One of the sweetest plants to find in the Southern Appalachians, perhaps, because it is one of the most unexpected, is the trumpet-like pitcher plant known as Sarracenia jonesii. With a natural range centered on Henderson County, NC this carnivorous plant is a relatively narrow endemic just barely ranging into South Carolina. In a region most noted for forests, this pitcher plant inhabits small wetland pockets often referred to as "mountain bogs".
A quick review of the distribution map tells a tale of substantial decline, in which most of the known, naturally occurring sites have been lost. In 1986, the USFWS listed the plant as endangered. What happened to cause the decline and create the need for federal listing?

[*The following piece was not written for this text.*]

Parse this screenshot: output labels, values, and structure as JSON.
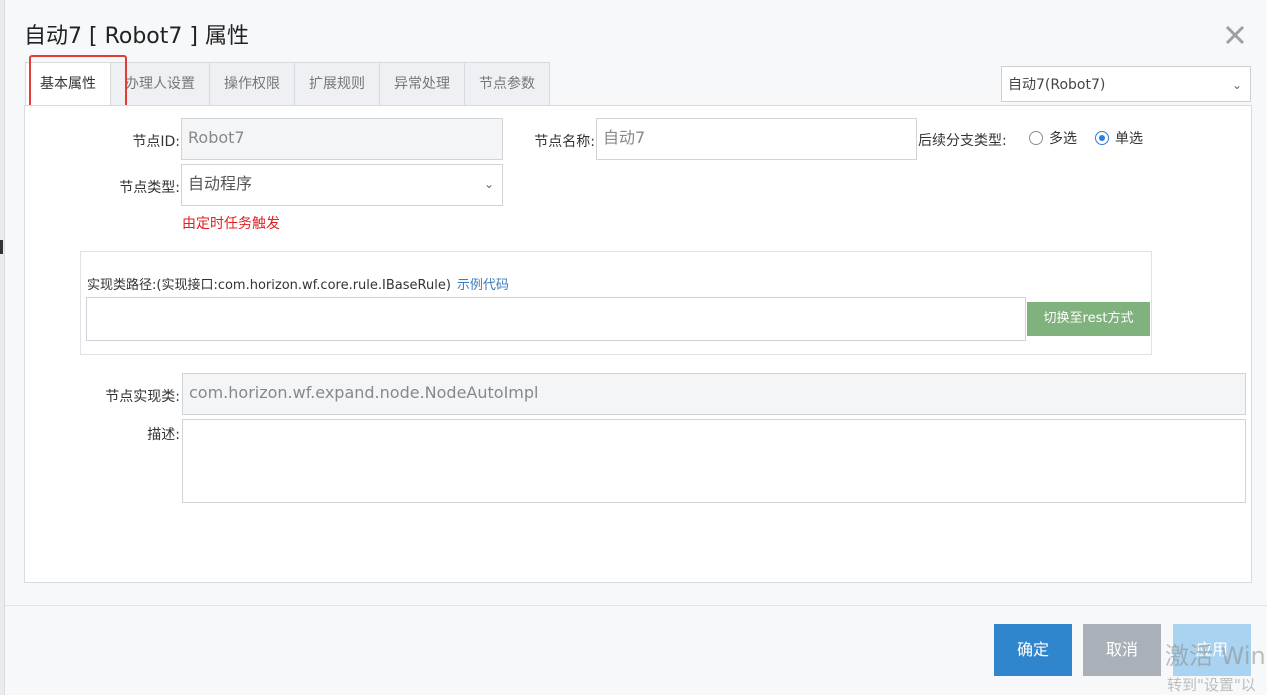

In addition to habitat loss, other Mountain Sweets have been lost due to poaching and over-collection by hobbyists. An example of this phenomenon is the extirpation from the wild of a "green race" of Sarracenia jonesii. There still appears to be ample pressure collecting pressure on the few remaining native populations.
Must we have every species in our gardens?